But it’s not just about the preparation of budgets; it’s also about the ability to better analyze the results. An automated feed from the general ledger updates every hour. In addition, a salary planning application allows Urban Outfitters to budget by person and look at the supervision in each store.
Managing staffing needs
“One of the things we’ve been able to do is put together an analysis that showed us how many managers there were in each store against sales volume,” Milley says. “We could sort the information and look at why this one store has x number of manager, but all the rest, x minus one. Then it became a question of why the store needs that number. In some cases, we may need to spend more managers on a store; it may have longer operating hours. But it was the first time we could easily look at this and see that some things were inconsistent [and] what the right staffing levels should be.”
Since she had used the system previously, Milley was “fully aware” of what the benefits would be. Her biggest challenge was getting all of the solution’s users to adopt it as a reporting tool, and getting the accounting team to stop working out of the ledger system.
“At the point we implemented it, a number of the people in accounting were tasked with having to develop budgets,” Milley says. “At the first round of training, they all thought the tool was awesome. We took them through a variety of reporting that they could use, even though they were focused on ‘What do I need to get the budget areas I’m responsible for into this system?’”
An intriguing feature is the SAP BPC’s ability to drill down on different accounts. It gives users the ability to double click on particular details, Milley says, rather than running a number of different reports We all love that we can start at a high-level P&L and quickly get down to the lowest level account or store that may be causing a variance,” Miley says. “An additional feature called Drill Through can help the accountants move away from re- lying solely on the general ledger system for analysis.
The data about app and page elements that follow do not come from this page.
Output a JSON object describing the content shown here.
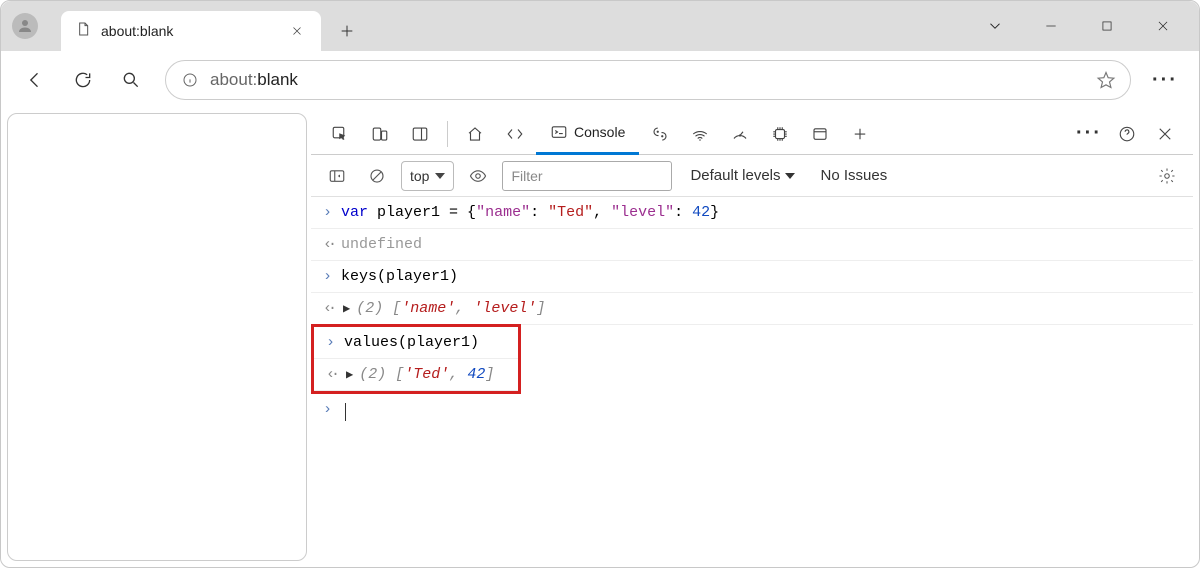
{
  "browser": {
    "tab_title": "about:blank",
    "address_prefix": "about:",
    "address_page": "blank"
  },
  "devtools": {
    "active_tab": "Console",
    "console_toolbar": {
      "context": "top",
      "filter_placeholder": "Filter",
      "levels": "Default levels",
      "issues": "No Issues"
    },
    "entries": [
      {
        "type": "input",
        "code_html": "<span class='kw'>var</span> <span class='ident'>player1</span> = {<span class='prop'>\"name\"</span>: <span class='str'>\"Ted\"</span>, <span class='prop'>\"level\"</span>: <span class='num'>42</span>}"
      },
      {
        "type": "result",
        "code_html": "<span class='undef'>undefined</span>"
      },
      {
        "type": "input",
        "code_html": "<span class='ident'>keys(player1)</span>"
      },
      {
        "type": "result_array",
        "len": "(2)",
        "items_html": "[<span class='arr-str'>'name'</span>, <span class='arr-str'>'level'</span>]"
      },
      {
        "type": "input",
        "code_html": "<span class='ident'>values(player1)</span>",
        "highlighted": true
      },
      {
        "type": "result_array",
        "len": "(2)",
        "items_html": "[<span class='arr-str'>'Ted'</span>, <span class='arr-num'>42</span>]",
        "highlighted": true
      }
    ]
  }
}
If they are using BPC for a budget vs. actual report and see that store property tax, for example, has a significant variance, they can right click on Drill Through, and it will bring back all of the transactions so they can see what made up that balance. You can get explanations much more easily.”
Breakaway, says Milley, is “really good at looking at the source data and structure of your underlying financial system and determining how you should structure the new system in order to develop the best analytics for your business.
“It was a fairly seamless process,” she says. “It all went very smoothly.”
For those without prior experience with the system, Breakaway offers help. The Breakaway Learning Center, for example, trains people to use the various technologies from partners SAP, IBM and Microsoft. As in the case of Urban Outfitters, the SAP BPC system is most often used for budgeting and forecasting across different brands.
“But the big advice, if you haven’t purchased anything yet, is to go for proof of concept,” Rowland says. “Show me that you’re talking about the things I need. And the second piece of information to really think about is your total analytical needs for the company.”
Fiona Soltes, who splits her time between “retail therapy” and freelance writing, lives near Nashville, Tenn.